Instead of erecting some other structure on the rubble, secular postmodernism concentrates on the explosion. The effort to help poor people by giving them a temple of modernism to live in did prove futile. While it may have been appropriate to dynamite modernism, most postmodern theorists refuse to provide a more habitable alternative. The low-income inhabitants of the Pruitt-lgoe housing project no longer have to live in a sterile, inhuman structure. Under postmodern ways of thinking, now they can be homeless.7

Philosophy such as this produces the rot that causes the Muslim to revolt. The New Testament sees the gospel reaching out to the lost in a hostile society. Islam sees culture and religion perfectly blending in a theocratic society. Thus the Muslim con­cludes that the rot found in a ‘Christian” culture is the product of what is wrong with the gospel; postmodernism portrays the failure of Christianity.

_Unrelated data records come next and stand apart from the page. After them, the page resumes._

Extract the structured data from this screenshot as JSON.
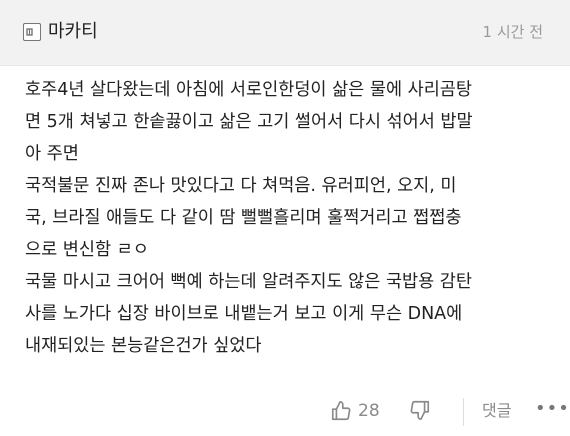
{
  "header": {
    "username": "마카티",
    "timestamp": "1 시간 전"
  },
  "comment": {
    "lines": [
      "호주4년 살다왔는데 아침에 서로인한덩이 삶은 물에 사리곰탕",
      "면 5개 쳐넣고 한솥끓이고 삶은 고기 썰어서 다시 섞어서 밥말",
      "아 주면",
      "국적불문 진짜 존나 맛있다고 다 쳐먹음. 유러피언, 오지, 미",
      "국, 브라질 애들도 다 같이 땀 뻘뻘흘리며 훌쩍거리고 쩝쩝충",
      "으로 변신함 ㄹㅇ",
      "국물 마시고 크어어 뻑예 하는데 알려주지도 않은 국밥용 감탄",
      "사를 노가다 십장 바이브로 내뱉는거 보고 이게 무슨 DNA에",
      "내재되있는 본능같은건가 싶었다"
    ]
  },
  "footer": {
    "like_count": "28",
    "reply_label": "댓글",
    "more_label": "•••"
  },
  "icons": {
    "avatar": "profile-card-icon",
    "like": "thumbs-up-icon",
    "dislike": "thumbs-down-icon",
    "more": "more-dots-icon"
  },
  "colors": {
    "header_bg": "#f2f2f2",
    "text": "#222222",
    "muted": "#9a9a9a"
  }
}
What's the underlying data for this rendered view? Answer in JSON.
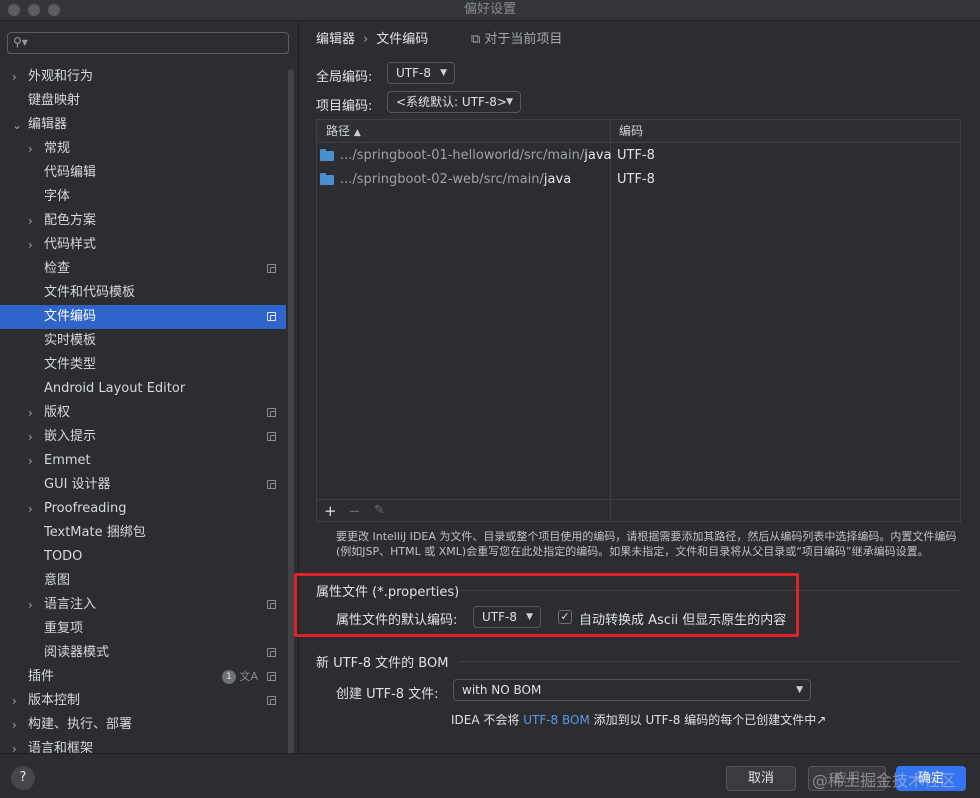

How should the followers of Christ respond to the virulent attacks of Islam on the one hand and postmodernism on the other? Should we seek to protect ourselves, and if so, how should we go about it? Some advocate retreating to protected havens of thought where we can control what is taught. Others see the solution offensively, by becoming socially and politically involved in reclaiming our great republic in the name of Christ.

Jesus said, ‘ My kingdom is not of this world: if my kingdom were of this world, then would my servants fight, that I should not be delivered to the Jews: but now is my kingdom not from hence.’8

The author of Hebrews, regarding those men and women God called great, said,

“These all died in faith, not having received what was promised, but having seen it and greeted it from afar, and having acknowledged that they were strangers and exiles on the earth.”9 Although we live as “strangers and exiles” in a hostile world, we are called to confront the world with the claims of Christ.

The sword is not available to Christ’s disciples. Nowhere in the New Testament do you find God calling upon His people to convert others through violence. We are not even admonished to defend ourselves, but are as “sheep among wolves.”10 We go in the power of the Holy Spirit, confident that God will use us as He sees fit as He builds His church.

For this reason the Christian “competes” in the arena of hostile ideas; the battle is spiritual rather than physical or intellectual. Paul said, “In whom the god of this world hath blinded the minds of them which believe not, lest the light of the glorious gospel of Christ, who is the image of God, should shine unto them.”11 When the infidel does not bow the knee to Allah, the Muslim treats him harshly, while the Christian loves him, understanding that unless God takes the scales from his eyes he cannot see.

The doctrine of election is central to the mission of the church. Dead people cannot accept Christ unless the Holy Spirit makes them alive.12 This does not eliminate human responsibility, but it does call attention to the fact that the power is in the message rather than the messenger. Muslims can build mosques in the United States while Christians cannot build churches in Afghanistan. And for good reason. The battle is not ours, but the Lord’s. The work is God’s, not ours; we are His ambassadors.

Trusting in His Sovereignty,

6 The Pruitt-Igoe development, completed in 1956, became an infamous example of postwar federal public housing. Disrepair, vandalism, and crime doomed the project, even after pouring more than $5 million into trying to cure the problems. The government began to demolish it in 1972.
7 Veith, Gene Edward, Jr., Postmodern Times. A Christian Guide to Contemporary Thought and Culture, Crossway Books, Wheaton ILL., 1994, pp. 39-40
8 John 18:36
9 Hebrews 11:13
10 Matthew 10:16
11 11Corinthians 4:4
12 cf. Ephesians 2:1